“Viva Fidel!”: The Church of the Advocate Hosts Tribute to Deceased Cuban Revolutionary
Chants of “Viva Fidel!” rang out in the gymnasium of the Church of the Advocate at 1801 Diamond St. this past Saturday at a tribute event for deceased Cuban leader, Fidel Castro.
At least 40 people turned up to honor and pay respects to Castro with spoken word poetry, impassioned speeches and music.
Various local organizations came out to table at the church including the Green Party of Philadelphia, the MOVE organization, the All-African People’s Revolutionary Party, the Workers World Party of Philadelphia and the Party for Socialism and Liberation.
Those paying tribute voiced their discontent at the way US media regularly portrays Castro as a dictator rather than as a revolutionary hero.
“We are all inspired by the revolutionary legacy of Fidel Castro,” said Walter Smolarek, a member of the Party for Socialism and Liberation.
Smolarek believes that all people can learn from the example of Castro’s commitment to Cuban people. He disagrees with the way American media portrays Castro and claims it is different from the way the rest of the world views the late Communist leader.
“I think it’s completely ridiculous how he’s portrayed in the US media,” Smolarek said. “It’s out of step with how the rest of the world sees the Cuban revolution.”
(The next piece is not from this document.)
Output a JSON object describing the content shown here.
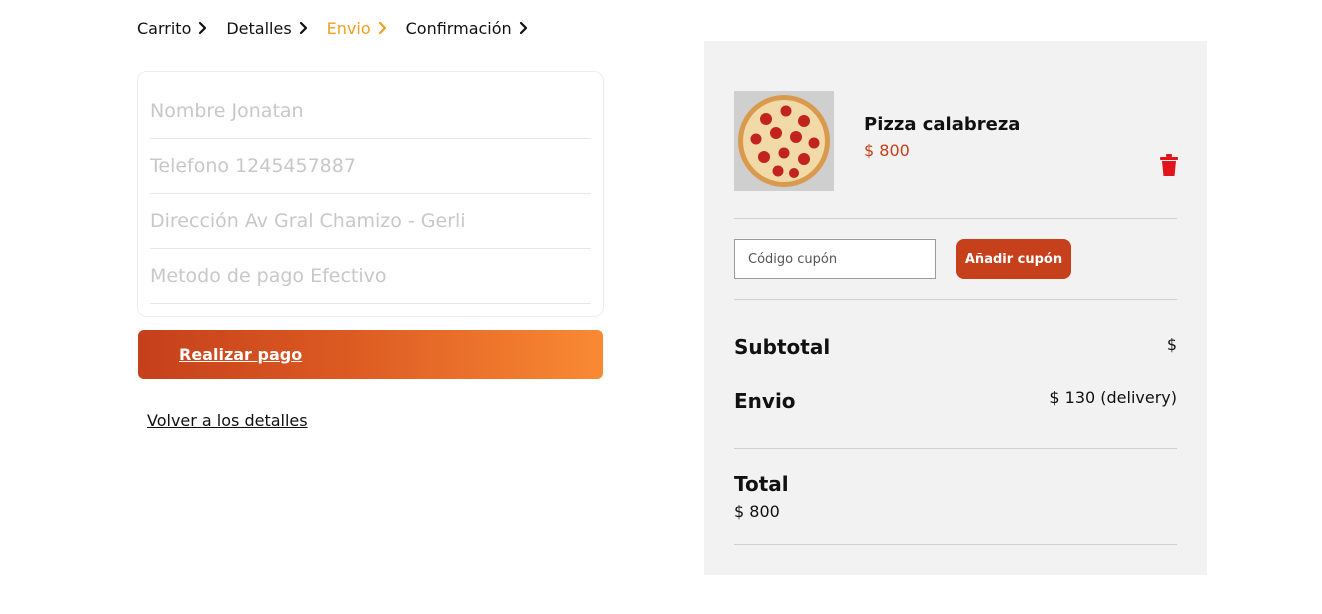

Other countries appreciate the solidarity that the Cuban Revolution inspired among its people, Smolarek added.
The All-African People’s Revolutionary Party supports Castro because he helped liberate many regions of Africa, said Yero Okite, a central committee member of the party.
Okite, who has been a member of the party since 1976, praised Castro for opening doors to African-American people who were heavily targeted in acts of racial violence.
“When African people in this country were in trouble here Cuba opened arms to them,” Okite said.
He mentioned Assata Shakur, aunt of the late rapper Tupac Shakur, who currently lives in exile in Cuba.
Kareem, a member of the MOVE organization, said the US never liked Castro.
“Fidel Castro’s my man,” Kareem said.
Now that the former Cuban leader is dead, he wants to know where his brother, Raul Castro, stands.
Shani Akilah, one of the speakers with the Black and Brown Workers’ Collective, is descended from Haitians and spoke about what Castro meant to Haiti.
Akilah said this question was important to her because he grandfather left Cuba to live in Haiti. While there, he built a school and married Akilah’s grandmother.
In Haiti, Akilah’s grandfather was targeted because the people thought he was communist.
“This is a time to call on every part of our beings, spiritual and all, so that we have everything we need to dismantle the system of white supremacy,” Akilah concluded.
Minister of Communication for the MOVE organization, Ramona Africa, challenged the audience to emulate Castro in their daily lives.
“Don’t just spout out words of respect for Fidel,” Africa said. “Follow his example. Don’t take the tyrant of this country laying down.”
She said the MOVE organization knows what it is like to be oppressed and to need to fight an abusive government. As the sole adult survivor of the 1985 government bombing of the MOVE house in West Philadelphia, she witnessed her family being killed by an oppressive system firsthand.
Castro stood in solidarity with Chile and other South American countries, as Karla Martin, an organizer with the Party for Socialism and Liberation, discussed.
“He helped comrades in Chile by contributing weapons to the revolutionaries,” Martin said. “Fidel was the architect of a revolutionary society.”
Gail Walker, the Executive Director of the Interreligious Foundation for Community Organization, spoke about the contributions to education that Castro made to Cuba.
One major contribution Castro made to education in Cuba was the scholarship fund for youth from underserved US communities to attend the Latin American School of Medicine (ELAM) in Havana, Cuba. The school was built on the site of an old naval academy, Walker said.
Currently, 143 graduates from ELAM live in the US, and 100 more are expected to graduate this year, Walker said.
Walker’s organization has been in constant solidarity with Cuba since the 1960s and has organized thousands of trips to Cuba in violation of the US embargo. She also spoke of the risks that come with such solidarity.
“We have been under siege by the US government for the work we’ve been doing these 50 years,” Walker said. “The Internal Revenue Service stripped us of our non-profit status. But still we rise.” •